Vermont considers health care cost regulations

Prices can vary widely between Vermont's 15 hospitals.

During a medical emergency, the last thing on a patient's mind is the cost of care. They simply want to be returned to a healthy state as quickly and comfortably as possible. 

However, this can cause significant problems for accounts receivable management professionals at the health care facility providing treatment. With the soaring popularity of high-deductible insurance plans, patients are increasingly unprepared to address the cost of their care. 

To make matters more difficult, the cost of treatment can vary dramatically from one facility to the next. A new report performed by the University of Massachusetts Center for Health Law and Economics for the Green Mountain Care Board illustrates the extent of the issue in Vermont.

The report found that prices at Vermont's 14 hospitals vary between 72 percent and 132 percent of the average price received. Now, the Green Mountain Care Board is charged with setting "reasonable rates" for health care services in the state. 

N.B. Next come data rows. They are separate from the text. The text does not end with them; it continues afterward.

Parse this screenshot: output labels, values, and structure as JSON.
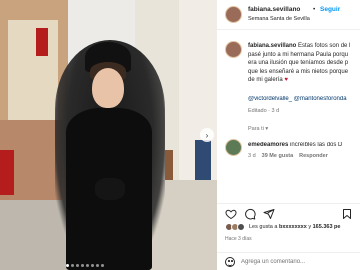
{
  "post": {
    "slide_count": 8,
    "active_slide": 1
  },
  "header": {
    "username": "fabiana.sevillano",
    "separator": "•",
    "follow_label": "Seguir",
    "location": "Semana Santa de Sevilla"
  },
  "caption": {
    "username": "fabiana.sevillano",
    "line1": " Estas fotos son de l",
    "line2": "pasé junto a mi hermana Paula porqu",
    "line3": "era una ilusión que teníamos desde p",
    "line4": "que les enseñaré a mis nietos porque",
    "line5": "de mi galería ",
    "heart": "♥",
    "mentions": "@victordelvalle_  @mantonesforonda",
    "edited": "Editado · 3 d"
  },
  "for_you_label": "Para ti ▾",
  "reply": {
    "username": "emedeamores",
    "text": " increíbles las dos D",
    "time": "3 d",
    "likes": "39 Me gusta",
    "reply_label": "Responder"
  },
  "likes": {
    "prefix": "Les gusta a ",
    "names": "bxxxxxxxx",
    "middle": " y ",
    "count": "165.363 pe"
  },
  "time_ago": "Hace 3 días",
  "add_comment_placeholder": "Agrega un comentario...",
  "colors": {
    "accent_blue": "#0095f6",
    "heart_red": "#c8102e",
    "mention_blue": "#00376b",
    "muted": "#737373"
  }
}
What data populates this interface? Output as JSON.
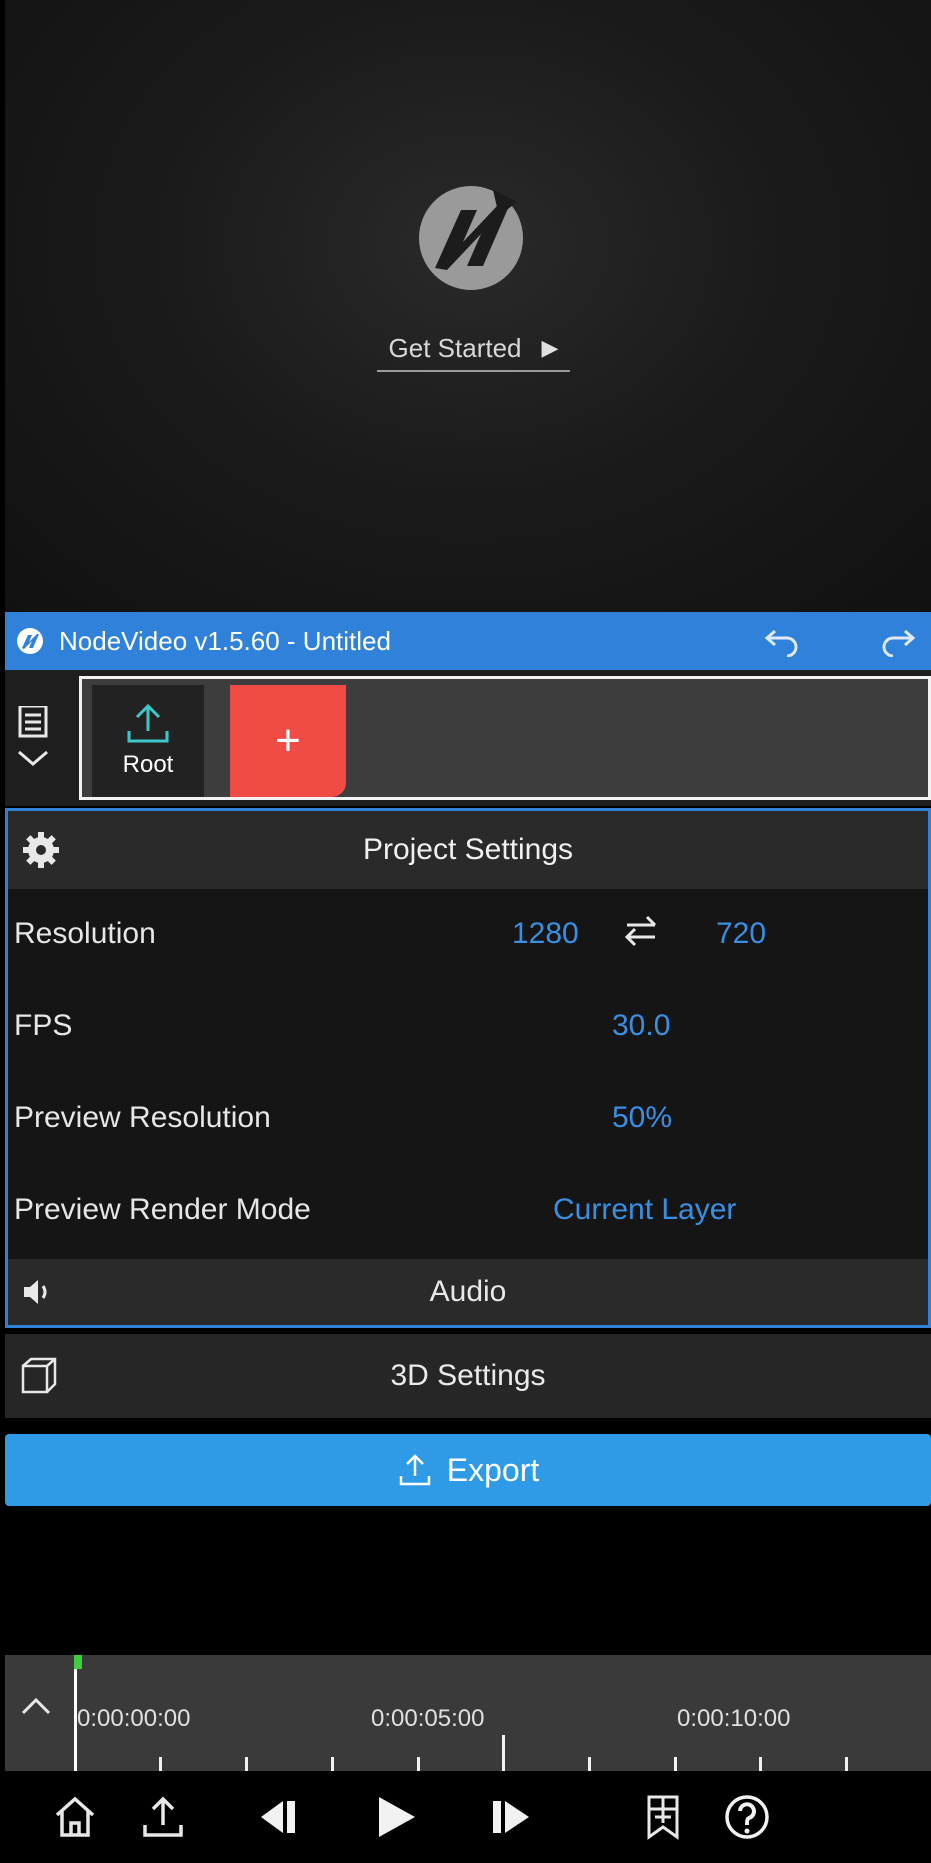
{
  "preview": {
    "get_started_label": "Get Started"
  },
  "titlebar": {
    "title": "NodeVideo v1.5.60 - Untitled"
  },
  "node_graph": {
    "root_label": "Root",
    "add_label": "+"
  },
  "project_settings": {
    "header": "Project Settings",
    "resolution": {
      "label": "Resolution",
      "width": "1280",
      "height": "720"
    },
    "fps": {
      "label": "FPS",
      "value": "30.0"
    },
    "preview_resolution": {
      "label": "Preview Resolution",
      "value": "50%"
    },
    "preview_render_mode": {
      "label": "Preview Render Mode",
      "value": "Current Layer"
    },
    "audio_label": "Audio"
  },
  "settings_3d": {
    "label": "3D Settings"
  },
  "export": {
    "label": "Export"
  },
  "timeline": {
    "timecodes": [
      "0:00:00:00",
      "0:00:05:00",
      "0:00:10:00"
    ]
  },
  "toolbar": {
    "icons": [
      "home-icon",
      "export-icon",
      "step-back-icon",
      "play-icon",
      "step-forward-icon",
      "bookmark-icon",
      "help-icon"
    ]
  },
  "colors": {
    "accent_blue": "#2f81d9",
    "value_blue": "#3b8fe3",
    "add_node_red": "#f04b45",
    "export_blue": "#2f9be6",
    "playhead_green": "#3fce3f"
  }
}
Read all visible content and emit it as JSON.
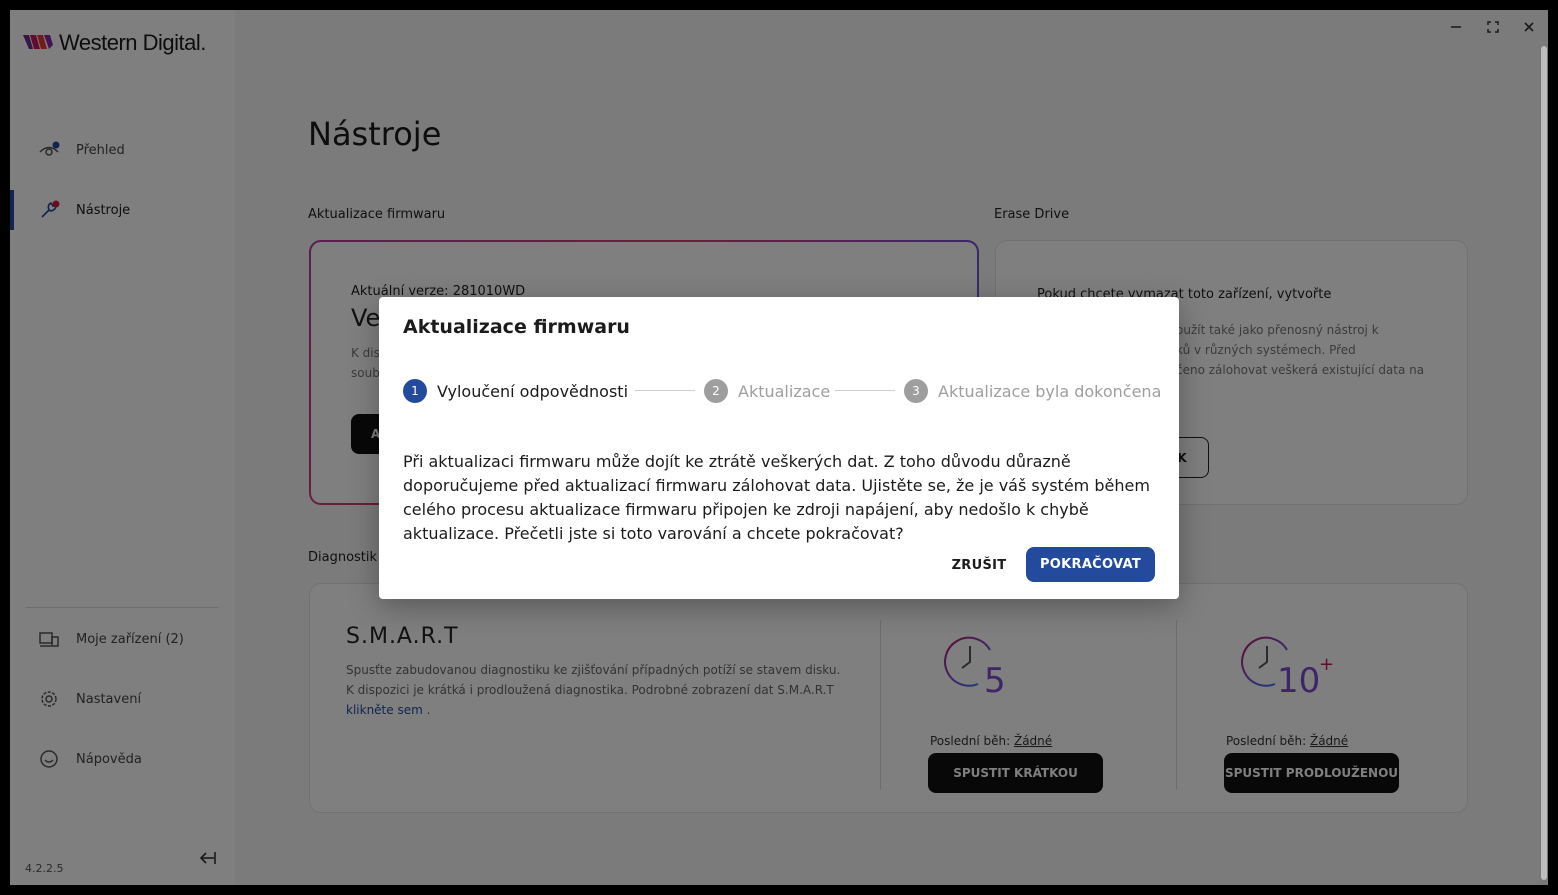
{
  "app": {
    "brand": "Western Digital.",
    "version": "4.2.2.5"
  },
  "sidebar": {
    "items": [
      {
        "label": "Přehled",
        "icon": "eye-icon",
        "active": false
      },
      {
        "label": "Nástroje",
        "icon": "wrench-icon",
        "active": true
      }
    ],
    "bottom_items": [
      {
        "label": "Moje zařízení (2)",
        "icon": "devices-icon"
      },
      {
        "label": "Nastavení",
        "icon": "gear-icon"
      },
      {
        "label": "Nápověda",
        "icon": "help-icon"
      }
    ]
  },
  "page": {
    "title": "Nástroje",
    "firmware_section": "Aktualizace firmwaru",
    "erase_section": "Erase Drive",
    "diagnostics_section": "Diagnostik",
    "firmware_card": {
      "current_version": "Aktuální verze: 281010WD",
      "heading_partial": "Ve",
      "desc_partial_1": "K dis",
      "desc_partial_2": "soub",
      "button_partial": "A"
    },
    "erase_card": {
      "heading": "Pokud chcete vymazat toto zařízení, vytvořte",
      "desc_line_1": "oužít také jako přenosný nástroj k",
      "desc_line_2": "ků v různých systémech. Před",
      "desc_line_3": "čeno zálohovat veškerá existující data na",
      "button_partial": "K"
    },
    "smart": {
      "title": "S.M.A.R.T",
      "desc": "Spusťte zabudovanou diagnostiku ke zjišťování případných potíží se stavem disku. K dispozici je krátká i prodloužená diagnostika. Podrobné zobrazení dat S.M.A.R.T",
      "link": "klikněte sem",
      "link_suffix": " .",
      "short": {
        "icon_number": "5",
        "last_run_label": "Poslední běh:",
        "last_run_value": "Žádné",
        "button": "SPUSTIT KRÁTKOU"
      },
      "long": {
        "icon_number": "10",
        "icon_suffix": "+",
        "last_run_label": "Poslední běh:",
        "last_run_value": "Žádné",
        "button": "SPUSTIT PRODLOUŽENOU"
      }
    }
  },
  "dialog": {
    "title": "Aktualizace firmwaru",
    "steps": [
      {
        "num": "1",
        "label": "Vyloučení odpovědnosti",
        "state": "active"
      },
      {
        "num": "2",
        "label": "Aktualizace",
        "state": "inactive"
      },
      {
        "num": "3",
        "label": "Aktualizace byla dokončena",
        "state": "inactive"
      }
    ],
    "body": "Při aktualizaci firmwaru může dojít ke ztrátě veškerých dat. Z toho důvodu důrazně doporučujeme před aktualizací firmwaru zálohovat data. Ujistěte se, že je váš systém během celého procesu aktualizace firmwaru připojen ke zdroji napájení, aby nedošlo k chybě aktualizace. Přečetli jste si toto varování a chcete pokračovat?",
    "cancel": "ZRUŠIT",
    "confirm": "POKRAČOVAT"
  },
  "colors": {
    "accent": "#234a9c",
    "dot_blue": "#234a9c",
    "dot_red": "#d81b3c"
  }
}
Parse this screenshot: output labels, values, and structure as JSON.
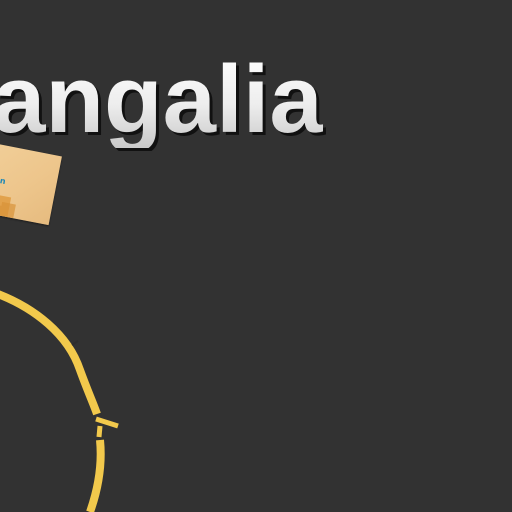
{
  "screen": {
    "background_color": "#323232"
  },
  "title": {
    "text": "angalia",
    "color": "#f2f2f2"
  },
  "card": {
    "text": "mon",
    "colors": {
      "paper": "#f0cb93",
      "steps": "#e2a24c",
      "text": "#1e88b6"
    }
  },
  "ring": {
    "color": "#f2c94c",
    "icon": "circle-track-icon"
  }
}
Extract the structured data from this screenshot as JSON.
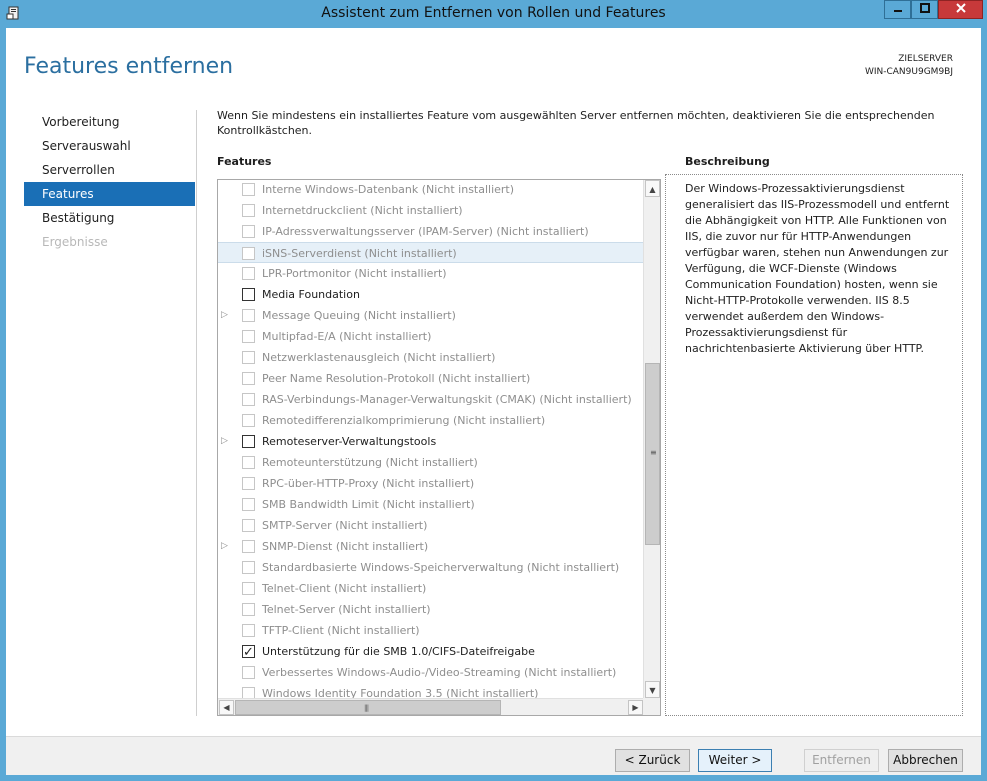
{
  "window": {
    "title": "Assistent zum Entfernen von Rollen und Features"
  },
  "page": {
    "title": "Features entfernen",
    "target_label": "ZIELSERVER",
    "target_server": "WIN-CAN9U9GM9BJ"
  },
  "nav": {
    "items": [
      {
        "label": "Vorbereitung",
        "state": "normal"
      },
      {
        "label": "Serverauswahl",
        "state": "normal"
      },
      {
        "label": "Serverrollen",
        "state": "normal"
      },
      {
        "label": "Features",
        "state": "active"
      },
      {
        "label": "Bestätigung",
        "state": "normal"
      },
      {
        "label": "Ergebnisse",
        "state": "disabled"
      }
    ]
  },
  "content": {
    "intro": "Wenn Sie mindestens ein installiertes Feature vom ausgewählten Server entfernen möchten, deaktivieren Sie die entsprechenden Kontrollkästchen.",
    "features_heading": "Features",
    "description_heading": "Beschreibung",
    "description": "Der Windows-Prozessaktivierungsdienst generalisiert das IIS-Prozessmodell und entfernt die Abhängigkeit von HTTP. Alle Funktionen von IIS, die zuvor nur für HTTP-Anwendungen verfügbar waren, stehen nun Anwendungen zur Verfügung, die WCF-Dienste (Windows Communication Foundation) hosten, wenn sie Nicht-HTTP-Protokolle verwenden. IIS 8.5 verwendet außerdem den Windows-Prozessaktivierungsdienst für nachrichtenbasierte Aktivierung über HTTP."
  },
  "features": [
    {
      "label": "Interne Windows-Datenbank (Nicht installiert)",
      "enabled": false,
      "checked": false,
      "expandable": false,
      "selected": false
    },
    {
      "label": "Internetdruckclient (Nicht installiert)",
      "enabled": false,
      "checked": false,
      "expandable": false,
      "selected": false
    },
    {
      "label": "IP-Adressverwaltungsserver (IPAM-Server) (Nicht installiert)",
      "enabled": false,
      "checked": false,
      "expandable": false,
      "selected": false
    },
    {
      "label": "iSNS-Serverdienst (Nicht installiert)",
      "enabled": false,
      "checked": false,
      "expandable": false,
      "selected": true
    },
    {
      "label": "LPR-Portmonitor (Nicht installiert)",
      "enabled": false,
      "checked": false,
      "expandable": false,
      "selected": false
    },
    {
      "label": "Media Foundation",
      "enabled": true,
      "checked": false,
      "expandable": false,
      "selected": false
    },
    {
      "label": "Message Queuing (Nicht installiert)",
      "enabled": false,
      "checked": false,
      "expandable": true,
      "selected": false
    },
    {
      "label": "Multipfad-E/A (Nicht installiert)",
      "enabled": false,
      "checked": false,
      "expandable": false,
      "selected": false
    },
    {
      "label": "Netzwerklastenausgleich (Nicht installiert)",
      "enabled": false,
      "checked": false,
      "expandable": false,
      "selected": false
    },
    {
      "label": "Peer Name Resolution-Protokoll (Nicht installiert)",
      "enabled": false,
      "checked": false,
      "expandable": false,
      "selected": false
    },
    {
      "label": "RAS-Verbindungs-Manager-Verwaltungskit (CMAK) (Nicht installiert)",
      "enabled": false,
      "checked": false,
      "expandable": false,
      "selected": false
    },
    {
      "label": "Remotedifferenzialkomprimierung (Nicht installiert)",
      "enabled": false,
      "checked": false,
      "expandable": false,
      "selected": false
    },
    {
      "label": "Remoteserver-Verwaltungstools",
      "enabled": true,
      "checked": false,
      "expandable": true,
      "selected": false
    },
    {
      "label": "Remoteunterstützung (Nicht installiert)",
      "enabled": false,
      "checked": false,
      "expandable": false,
      "selected": false
    },
    {
      "label": "RPC-über-HTTP-Proxy (Nicht installiert)",
      "enabled": false,
      "checked": false,
      "expandable": false,
      "selected": false
    },
    {
      "label": "SMB Bandwidth Limit (Nicht installiert)",
      "enabled": false,
      "checked": false,
      "expandable": false,
      "selected": false
    },
    {
      "label": "SMTP-Server (Nicht installiert)",
      "enabled": false,
      "checked": false,
      "expandable": false,
      "selected": false
    },
    {
      "label": "SNMP-Dienst (Nicht installiert)",
      "enabled": false,
      "checked": false,
      "expandable": true,
      "selected": false
    },
    {
      "label": "Standardbasierte Windows-Speicherverwaltung (Nicht installiert)",
      "enabled": false,
      "checked": false,
      "expandable": false,
      "selected": false
    },
    {
      "label": "Telnet-Client (Nicht installiert)",
      "enabled": false,
      "checked": false,
      "expandable": false,
      "selected": false
    },
    {
      "label": "Telnet-Server (Nicht installiert)",
      "enabled": false,
      "checked": false,
      "expandable": false,
      "selected": false
    },
    {
      "label": "TFTP-Client (Nicht installiert)",
      "enabled": false,
      "checked": false,
      "expandable": false,
      "selected": false
    },
    {
      "label": "Unterstützung für die SMB 1.0/CIFS-Dateifreigabe",
      "enabled": true,
      "checked": true,
      "expandable": false,
      "selected": false
    },
    {
      "label": "Verbessertes Windows-Audio-/Video-Streaming (Nicht installiert)",
      "enabled": false,
      "checked": false,
      "expandable": false,
      "selected": false
    },
    {
      "label": "Windows Identity Foundation 3.5 (Nicht installiert)",
      "enabled": false,
      "checked": false,
      "expandable": false,
      "selected": false
    }
  ],
  "buttons": {
    "back": "< Zurück",
    "next": "Weiter >",
    "remove": "Entfernen",
    "cancel": "Abbrechen"
  },
  "colors": {
    "titlebar": "#5aa9d6",
    "accent": "#1a6fb6",
    "page_title": "#2b6fa0",
    "close": "#c7393a"
  },
  "icons": {
    "app": "server-manager-icon",
    "minimize": "minimize-icon",
    "maximize": "maximize-icon",
    "close": "close-icon"
  }
}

However, the Board has experienced difficulty due to Vermont's population distribution. One hospital, Fletcher Allen Health Care in Burlington, serves from one-third to one-half of the state's population, according to the Brattleboro Reformer. This allows it to receive equal rates from the state's major insurers.

The remainder of the state's hospitals are more rural, and serve a much smaller patient base. Like many other rural care facilities in the country, these hospitals have been encountering difficulties with healthcare revenue cycle management as a result of shrinking insurance reimbursements and patients seeking care services in major urban hospitals. 

To address this issue, the report suggests that the Green Mountain Care Board "develop uniform service groupings."  Payments for these groupings can then be adjusted for demographic differences, and the type or services offered, the source reports. 

The groupings standard payments could also be tied to the rate of growth in the state's economy, helping to keep health care costs from inflating too rapidly.

While the Green Mountain Care Board continues to explore solutions to address the lack of price consistency at Vermont Hospitals, care facilities that are suffering from complications caused by bad debt may seek accounts receivable outsourcing to improve cash flow and forge stronger provider/patient relationships.